The president's campaign team announced that 98 percent of Obama's donors gave less than $250, for an average contribution of $69 -- their boast that the president is capable of resurrecting the grass-roots fervor that helped secure his victory against Republican Sen. John McCain in 2008.

Messina's message that Obama's campaign is "owned" by average Americans is designed to be the Democratic corollary to the small-dollar conservative support presidential candidates such as Rep. Michele Bachmann and Rep. Ron Paul are attracting. And it is being used by Obama's team to quietly draw an early contrast with the big-donor and "special interest" support candidate Mitt Romney enjoys at this stage of the election cycle.

That message of ownership -- and the Internet -- helped Obama raise 24 percent of the $746 million record in 2008 from individual donations of $200 or less. During the hard-fought primaries, small-dollar donors -- who do not come under Federal Election Commission scrutiny --- were responsible for 30 percent of Obama's individual contributions, and helped the candidate make the case that he had grass-roots backing and the momentum to win.

Among Republican candidates who have disclosed early information about their totals -- and that group excludes Bachmann -- conditions look more challenging than in 2008. The known information is that Republicans pulled in a combined $35 million in the quarter, compared with $53 million raised in the same period in 2008 by Romney, former New York Mayor Rudy Giuliani, and McCain.

Romney, with a stated campaign goal of $50 million for the 2012 GOP primaries, reported raising $18.3 million this quarter. That compares with $23 million he raised in the same period in 2007 during his unsuccessful bid for the White House.
In this cycle, former Minnesota Gov. Tim Pawlenty raised $4.2 million, according to his campaign. Former Utah Gov. Jon Huntsman reported $4.1 million, split among contributions from supporters and an injection from his own family fortune. And Texas Rep. Paul raised at least $4.5 million, his aides said.

Bachmann's tea party support is expected to put the Minnesota representative's fundraising totals at or near the top of the GOP presidential heap. For her congressional re-election campaign, Bachmann raised $2.2 million in the first three months of 2011, including $500,000 for her political action committee.

Despite all the attention on small-dollar donors, Obama will raise the bulk of his war chest for 2012 from big-dollar donors, just as his campaign did in 2008, and just as the GOP nominee is expected to do. Messina said the president will report more than 680,000 total donations in the second quarter, and 552,462 individual donations.

The Obama campaign will file a 15,000-page report with the FEC Friday (July 15), Messina said. It will be studied by rivals and donors alike for information about the campaign's spending to date. Some campaign experts suggest that the Obama team has had to spend significant money to raise money, even with its low-cost Internet expertise and reliance on volunteers. That data will be clear with the official filing. And Obama's early operations nationwide cost the campaign: Messina said the operation now has organizers in all 50 states and has 60 field offices open this summer.
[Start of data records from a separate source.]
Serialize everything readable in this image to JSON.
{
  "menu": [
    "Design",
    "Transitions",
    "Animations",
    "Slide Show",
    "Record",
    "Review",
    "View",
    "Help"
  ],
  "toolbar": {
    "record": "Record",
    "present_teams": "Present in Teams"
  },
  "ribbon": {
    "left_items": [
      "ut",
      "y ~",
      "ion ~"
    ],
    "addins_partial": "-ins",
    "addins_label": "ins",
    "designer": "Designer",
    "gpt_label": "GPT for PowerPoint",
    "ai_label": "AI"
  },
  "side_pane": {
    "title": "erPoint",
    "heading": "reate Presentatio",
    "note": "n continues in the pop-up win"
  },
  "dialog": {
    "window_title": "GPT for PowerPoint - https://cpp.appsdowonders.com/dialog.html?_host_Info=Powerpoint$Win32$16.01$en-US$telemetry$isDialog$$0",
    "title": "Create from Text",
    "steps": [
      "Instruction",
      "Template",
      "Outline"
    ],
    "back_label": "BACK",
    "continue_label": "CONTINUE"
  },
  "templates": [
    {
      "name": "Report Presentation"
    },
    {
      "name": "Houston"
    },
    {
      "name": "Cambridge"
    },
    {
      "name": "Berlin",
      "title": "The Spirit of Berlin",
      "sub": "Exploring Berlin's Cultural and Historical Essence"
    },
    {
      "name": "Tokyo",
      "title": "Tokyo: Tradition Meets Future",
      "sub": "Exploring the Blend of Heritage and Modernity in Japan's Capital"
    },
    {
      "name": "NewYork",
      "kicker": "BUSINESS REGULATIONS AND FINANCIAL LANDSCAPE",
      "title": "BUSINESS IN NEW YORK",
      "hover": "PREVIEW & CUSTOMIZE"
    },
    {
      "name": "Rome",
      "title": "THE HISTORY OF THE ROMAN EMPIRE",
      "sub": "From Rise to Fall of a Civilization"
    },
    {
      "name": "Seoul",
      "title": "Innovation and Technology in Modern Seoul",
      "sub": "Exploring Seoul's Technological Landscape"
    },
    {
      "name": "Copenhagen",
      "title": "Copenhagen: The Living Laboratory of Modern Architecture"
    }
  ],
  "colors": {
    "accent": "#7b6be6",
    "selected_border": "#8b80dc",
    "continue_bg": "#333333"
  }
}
On Saturday (July 15) the campaign will host a national "day of action" to register new voters, Messina said, underscoring the real point of Wednesday's news -- and the reason these campaigns are raising money: to convert dollars into votes.

Alexis Simendinger covers the White House for RealClearPolitics. She can be reached at asimendinger@realclearpolitics.com.